Study: How Local Businesses Should Influence Education Reform

Study: How Local Businesses Should Influence Education Reform
May 24, 2012

Joy Pullmann

Joy Pullmann (jpullmann@heartland.org) is a research fellow of The Heartland Institute and managing... (read full bio)

Local businesses can and should influence education reform, concludes a new study of how 13 business partnerships have recently done so in communities throughout the United States.

Businesses can work with local school boards to make schools more accountable, effective, and focused on student needs, says “School Board Case Studies,” published by the U.S. Chamber of Commerce.

“More of the most impactful [education] decisions are being made at the local level,” said former U.S. Education Secretary Margaret Spellings, a senior adviser to the Chamber. “But businesses are usually involved more at the state and not the local level.”

Businesses naturally have a great stake in education because they depend on the nation’s system to provide thoughtful, competent workers, she said. What many observers, including businesses, miss is the central importance of local decisions and implementation to lasting education reform, said study lead author Andrew Rotherham, a founder of Bellwether Education Partners.

Rotherham and coauthor Sara Mead conducted case studies of business partnerships with schools in Atlanta; Austin; Bismarck; Dayton; Denver; Detroit; Duval County, Florida; Laramie, Wyoming; Long Beach, California; Los Angeles; Newark; Pittsburgh; and Seattle.

School Board Elections ‘Fundamentally Undemocratic’
While there are more than 13,000 school districts in the country that hire, train, and fire teachers, oversee billions of taxpayer dollars, negotiate with teachers unions, and set many school policies, most voters do not even know their school board members’ names or when to vote for them, the report says.

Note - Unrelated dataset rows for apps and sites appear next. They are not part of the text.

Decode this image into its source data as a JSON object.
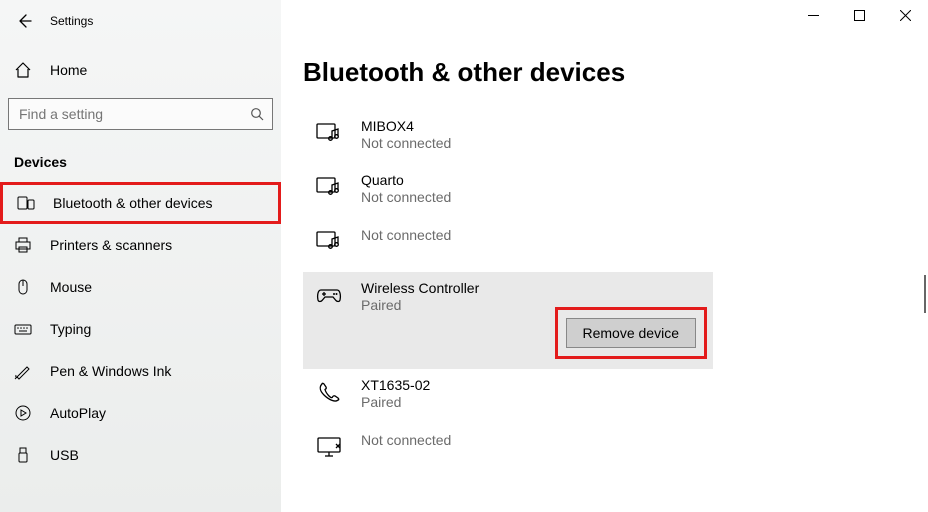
{
  "app_title": "Settings",
  "home_label": "Home",
  "search_placeholder": "Find a setting",
  "section_header": "Devices",
  "nav": [
    {
      "id": "bluetooth",
      "label": "Bluetooth & other devices",
      "highlight": true
    },
    {
      "id": "printers",
      "label": "Printers & scanners"
    },
    {
      "id": "mouse",
      "label": "Mouse"
    },
    {
      "id": "typing",
      "label": "Typing"
    },
    {
      "id": "pen",
      "label": "Pen & Windows Ink"
    },
    {
      "id": "autoplay",
      "label": "AutoPlay"
    },
    {
      "id": "usb",
      "label": "USB"
    }
  ],
  "page_heading": "Bluetooth & other devices",
  "devices": [
    {
      "name": "MIBOX4",
      "status": "Not connected",
      "icon": "media"
    },
    {
      "name": "Quarto",
      "status": "Not connected",
      "icon": "media"
    },
    {
      "name": "",
      "status": "Not connected",
      "icon": "media"
    },
    {
      "name": "Wireless Controller",
      "status": "Paired",
      "icon": "gamepad",
      "selected": true
    },
    {
      "name": "XT1635-02",
      "status": "Paired",
      "icon": "phone"
    },
    {
      "name": "",
      "status": "Not connected",
      "icon": "display"
    }
  ],
  "remove_button_label": "Remove device"
}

“Right now, school board elections are fundamentally undemocratic,” Rotherham said. “We hold them at offbeat times, they are very low turnout and special interest groups can dominate. We are proponents of opening that up. Having lots of groups engaged is a core tenet of democracy.”

Businesses and anyone interested in helping improve student learning should attend to local school boards, the report says.

“We want to engage the people who create jobs in communities in creating better schools, as is their right and responsibility,” Spellings said. “We’re trying to recognize the important role local governments play in policy issues and engage the business community in those debates.”

Businesses Should Avoid ‘Patty Cake’
Businesses have influenced U.S. education for centuries, said Rick Hess, director of education policy studies at the American Enterprise Institute. But for the past half-century, he said, business influence in education reform has “tended to be patty cake,” focusing on increasing school budgets and “simpleminded embraces of the fad of the moment.”

It’s more difficult for businesses to sustain involvement in education because they have many other competing interests, such as tax policies, shareholder desires, and the vagaries of the market, he said.

To avoid wasting time and money and ensure substantive impact, Hess said, businesses should bond together.

“If you dabble around the edges or come in and out, you will be crushed by the permanent interests like the union,” Hess said. “You have got to be a serious player who stays at the table.”

Once a business alliance decides to get involved, Rotherham said, it should start by talking to local educators, reform groups, parents, and so forth.

“[Businesses] can make their own independent judgments but should do that after information gathering,” he told School Reform News.

Dos and Don’ts for Businesses
The business community has certain expertise it can offer school boards, Hess said, such as operational efficiencies and doing more with less money. That’s where they should focus engagement, he said, not in sectors outside their purview like curriculum or teaching.

“More than anything else what business should not do is allow someone else to tell it that pumping money into school districts is what is needed to be a supporter of reform,” Hess said. “If business is going to contribute funds they must insist it be well spent.”

Lastly, he said, engaging in reform inevitably means politics such as school board elections and meetings.

“Businesses must face up to the fact that real education reform is partly a political exercise,” Hess said. “That’s just as true for school choice as for teacher quality and accountability.”

 

Learn more:
“School Board Case Studies,” U.S. Chamber of Commerce, May 2012: http://icw.uschamber.com/publication/school-board-case-studies

Image by StephenD.

Joy Pullmann

Joy Pullmann (jpullmann@heartland.org) is a research fellow of The Heartland Institute and managing... (read full bio)